I went to slow down, but…(pause)
Roger put his foot over mine and pushed it to the
floor. We…I swerved, but I couldn’t avoid her.
Next thing I know we’re rolling down this embankment.
I jumped clear and got away, but Roger and Kenny
weren’t so lucky. They got eight years apiece.
MAD: And the old woman?
JOHN: She had no luck at all
MAD: You making this up?.
JOHN: We all have guilty secrets in our past. I’m sure you have.
MAD: Oh yeah? Like we’re all bank robbers and murderers!
JOHN: Post Offices, not banks.
MAD: But you killed another human being!
JOHN: It was an accident.
MAD: Why didn’t you give yourself up?
JOHN: I couldn’t. Roger reckoned I was looking at fifteen years.
I couldn’t do that. Besides, the police didn’t know who
I was. And it would stay that way as long as I looked after
JOHN: The money, of course! Roger’s price for keeping quiet.
It was going set them up when they came out.
MAD: Roger and Kenny?
MAD: And…Kenny, where’s he now?
JOHN: Spain somewhere. A clean break, he said. I haven’t
seen him since he got out.
MAD: So you wind up working for Roger. What about your share?
JOHN: That was the price of freedom. Cheap at twice the price,
MAD: Roger is nothing but a c….a cheap blackmailer.
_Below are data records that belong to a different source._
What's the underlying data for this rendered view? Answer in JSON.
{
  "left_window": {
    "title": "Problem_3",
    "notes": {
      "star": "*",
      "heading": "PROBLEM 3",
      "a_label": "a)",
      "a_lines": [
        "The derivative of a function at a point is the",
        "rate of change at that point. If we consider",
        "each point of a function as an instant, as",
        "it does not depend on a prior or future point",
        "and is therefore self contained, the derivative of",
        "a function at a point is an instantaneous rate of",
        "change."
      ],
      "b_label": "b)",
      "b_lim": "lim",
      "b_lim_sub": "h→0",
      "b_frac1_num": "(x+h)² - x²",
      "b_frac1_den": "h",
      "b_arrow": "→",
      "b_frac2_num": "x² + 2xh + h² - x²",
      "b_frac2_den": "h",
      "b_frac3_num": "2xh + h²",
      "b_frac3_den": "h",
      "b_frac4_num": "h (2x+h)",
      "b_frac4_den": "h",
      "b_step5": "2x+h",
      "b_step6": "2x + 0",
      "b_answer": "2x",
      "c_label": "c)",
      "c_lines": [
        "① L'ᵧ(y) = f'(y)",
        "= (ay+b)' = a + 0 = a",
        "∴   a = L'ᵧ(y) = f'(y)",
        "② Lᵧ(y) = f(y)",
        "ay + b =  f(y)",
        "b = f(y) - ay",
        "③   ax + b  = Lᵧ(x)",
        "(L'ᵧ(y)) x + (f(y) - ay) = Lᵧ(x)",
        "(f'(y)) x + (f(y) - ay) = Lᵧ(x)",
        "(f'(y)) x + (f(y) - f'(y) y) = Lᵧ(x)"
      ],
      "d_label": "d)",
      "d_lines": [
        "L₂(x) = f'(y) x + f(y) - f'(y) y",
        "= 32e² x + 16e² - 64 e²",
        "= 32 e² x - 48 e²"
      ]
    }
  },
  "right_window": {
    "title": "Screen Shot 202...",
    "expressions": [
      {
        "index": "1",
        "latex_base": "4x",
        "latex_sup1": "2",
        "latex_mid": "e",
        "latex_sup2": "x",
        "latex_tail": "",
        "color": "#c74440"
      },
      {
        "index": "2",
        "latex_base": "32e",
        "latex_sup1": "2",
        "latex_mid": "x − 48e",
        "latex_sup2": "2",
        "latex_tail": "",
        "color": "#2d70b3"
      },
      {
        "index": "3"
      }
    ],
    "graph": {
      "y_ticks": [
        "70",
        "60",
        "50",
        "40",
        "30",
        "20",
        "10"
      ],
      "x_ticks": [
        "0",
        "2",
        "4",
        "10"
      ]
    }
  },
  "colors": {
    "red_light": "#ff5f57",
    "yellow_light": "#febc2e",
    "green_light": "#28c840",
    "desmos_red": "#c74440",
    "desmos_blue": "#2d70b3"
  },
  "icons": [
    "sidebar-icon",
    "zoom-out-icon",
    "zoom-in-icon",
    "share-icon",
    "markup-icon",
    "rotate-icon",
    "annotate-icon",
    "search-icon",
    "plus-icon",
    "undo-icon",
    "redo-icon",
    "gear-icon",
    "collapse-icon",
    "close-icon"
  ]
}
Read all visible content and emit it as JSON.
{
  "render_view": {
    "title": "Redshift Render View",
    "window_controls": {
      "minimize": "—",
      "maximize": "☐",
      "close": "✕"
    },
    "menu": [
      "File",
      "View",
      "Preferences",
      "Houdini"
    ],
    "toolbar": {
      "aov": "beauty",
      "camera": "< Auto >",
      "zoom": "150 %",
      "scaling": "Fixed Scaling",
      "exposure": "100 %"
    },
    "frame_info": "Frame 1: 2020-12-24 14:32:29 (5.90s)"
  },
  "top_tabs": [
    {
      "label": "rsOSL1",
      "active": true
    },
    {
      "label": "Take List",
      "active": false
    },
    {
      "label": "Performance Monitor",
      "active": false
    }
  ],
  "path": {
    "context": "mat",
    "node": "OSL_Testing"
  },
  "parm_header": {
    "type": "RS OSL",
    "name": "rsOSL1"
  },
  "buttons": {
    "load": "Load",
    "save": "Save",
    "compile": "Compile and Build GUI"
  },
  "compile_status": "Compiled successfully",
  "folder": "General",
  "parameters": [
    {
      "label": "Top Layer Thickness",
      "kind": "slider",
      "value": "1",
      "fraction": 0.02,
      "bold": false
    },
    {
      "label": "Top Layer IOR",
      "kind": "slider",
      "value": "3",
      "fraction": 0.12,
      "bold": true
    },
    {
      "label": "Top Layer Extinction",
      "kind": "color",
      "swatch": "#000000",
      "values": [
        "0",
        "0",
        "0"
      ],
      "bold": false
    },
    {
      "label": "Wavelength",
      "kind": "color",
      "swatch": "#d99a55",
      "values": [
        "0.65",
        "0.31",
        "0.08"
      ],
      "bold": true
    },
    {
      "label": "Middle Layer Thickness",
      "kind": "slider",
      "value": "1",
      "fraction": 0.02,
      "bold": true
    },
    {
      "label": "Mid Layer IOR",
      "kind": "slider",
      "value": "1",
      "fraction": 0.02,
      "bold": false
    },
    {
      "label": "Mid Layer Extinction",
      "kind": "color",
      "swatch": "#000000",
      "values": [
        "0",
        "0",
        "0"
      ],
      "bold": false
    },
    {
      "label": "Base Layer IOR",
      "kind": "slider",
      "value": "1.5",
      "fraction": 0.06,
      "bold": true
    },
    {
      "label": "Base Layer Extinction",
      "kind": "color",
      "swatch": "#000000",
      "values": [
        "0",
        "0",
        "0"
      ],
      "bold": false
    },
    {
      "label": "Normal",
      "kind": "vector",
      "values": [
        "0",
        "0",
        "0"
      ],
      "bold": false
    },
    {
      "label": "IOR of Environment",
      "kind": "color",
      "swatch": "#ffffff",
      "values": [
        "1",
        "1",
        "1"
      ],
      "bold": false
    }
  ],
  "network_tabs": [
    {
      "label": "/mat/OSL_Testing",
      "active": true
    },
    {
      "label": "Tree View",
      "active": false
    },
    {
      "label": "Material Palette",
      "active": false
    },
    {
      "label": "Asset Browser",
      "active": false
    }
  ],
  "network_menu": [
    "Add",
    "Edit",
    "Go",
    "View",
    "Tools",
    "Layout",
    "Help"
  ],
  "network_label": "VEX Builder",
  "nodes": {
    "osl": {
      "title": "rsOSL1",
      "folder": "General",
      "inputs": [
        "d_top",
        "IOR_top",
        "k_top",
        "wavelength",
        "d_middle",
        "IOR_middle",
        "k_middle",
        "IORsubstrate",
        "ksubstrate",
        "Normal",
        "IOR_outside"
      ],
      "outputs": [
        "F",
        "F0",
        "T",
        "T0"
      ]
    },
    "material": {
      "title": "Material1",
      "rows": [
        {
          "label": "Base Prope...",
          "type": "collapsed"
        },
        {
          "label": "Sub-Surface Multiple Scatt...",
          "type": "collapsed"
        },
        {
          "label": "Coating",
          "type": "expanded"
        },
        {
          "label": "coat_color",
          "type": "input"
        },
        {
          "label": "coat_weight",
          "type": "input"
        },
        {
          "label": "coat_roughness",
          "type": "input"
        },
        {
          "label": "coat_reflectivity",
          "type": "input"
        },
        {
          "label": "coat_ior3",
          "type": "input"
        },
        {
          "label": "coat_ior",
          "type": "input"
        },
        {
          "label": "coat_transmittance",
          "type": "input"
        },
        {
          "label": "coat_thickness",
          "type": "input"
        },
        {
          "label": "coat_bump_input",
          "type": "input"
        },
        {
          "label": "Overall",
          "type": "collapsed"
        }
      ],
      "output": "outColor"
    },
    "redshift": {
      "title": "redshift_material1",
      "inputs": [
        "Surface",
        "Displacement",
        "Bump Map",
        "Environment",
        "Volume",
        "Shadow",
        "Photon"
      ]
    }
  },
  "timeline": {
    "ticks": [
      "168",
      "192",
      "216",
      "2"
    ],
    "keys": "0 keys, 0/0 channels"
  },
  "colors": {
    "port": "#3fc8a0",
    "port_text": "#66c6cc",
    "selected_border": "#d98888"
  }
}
JOHN: And what am I?
(he pours the last of the champagne and drinks it)
There’s not a day goes by I don’t think of
that old woman. Not a night I don’t dream about her.
Do you think I wouldn’t undo it all if I could?
Why do you think I don’t drive a car anymore?
MAD: You said it was nerves.
JOHN: I said a lot of things. Most of it was crap.
He searches the sideboard for some more drink. He finds a little whiskey in a bottle and pours it out.
JOHN: You see before you a frightened rat
MAD: You don’t have to take it lying down.
JOHN: Don’t I? My fingerprints were all over that car. All
the police need is a word in their ear.
MAD: He’d do that? Turn you in?
JOHN: You have to understand. He done eight years for me.
Well five…he got out after five
MAD: And now you’re doing life for him.
JOHN: He was very bitter when he got out. He said I owed
him. Owed him eight years of my life.
MAD: No remission for you?
JOHN: Ha, ha.
MAD: And now you’re his dogsbody. Running around, licking
his boots. (pause) Who is Priestley?
MAD: Come on! Spill. I’m not having another cock-sucker
like Roger taking advantage of my generosity.
JOHN: What do you mean?
MAD: Never mind that. I’m just thankful for small mercies.
Who is Priestley?
JOHN: It’s Kenny. I think he is having a bit of a lean time
in Spain. The ten grand was to tide him over. I
don’t know why Roger wanted it stopped.
MAD: Maybe there wasn’t anything in it for him.
to be continued…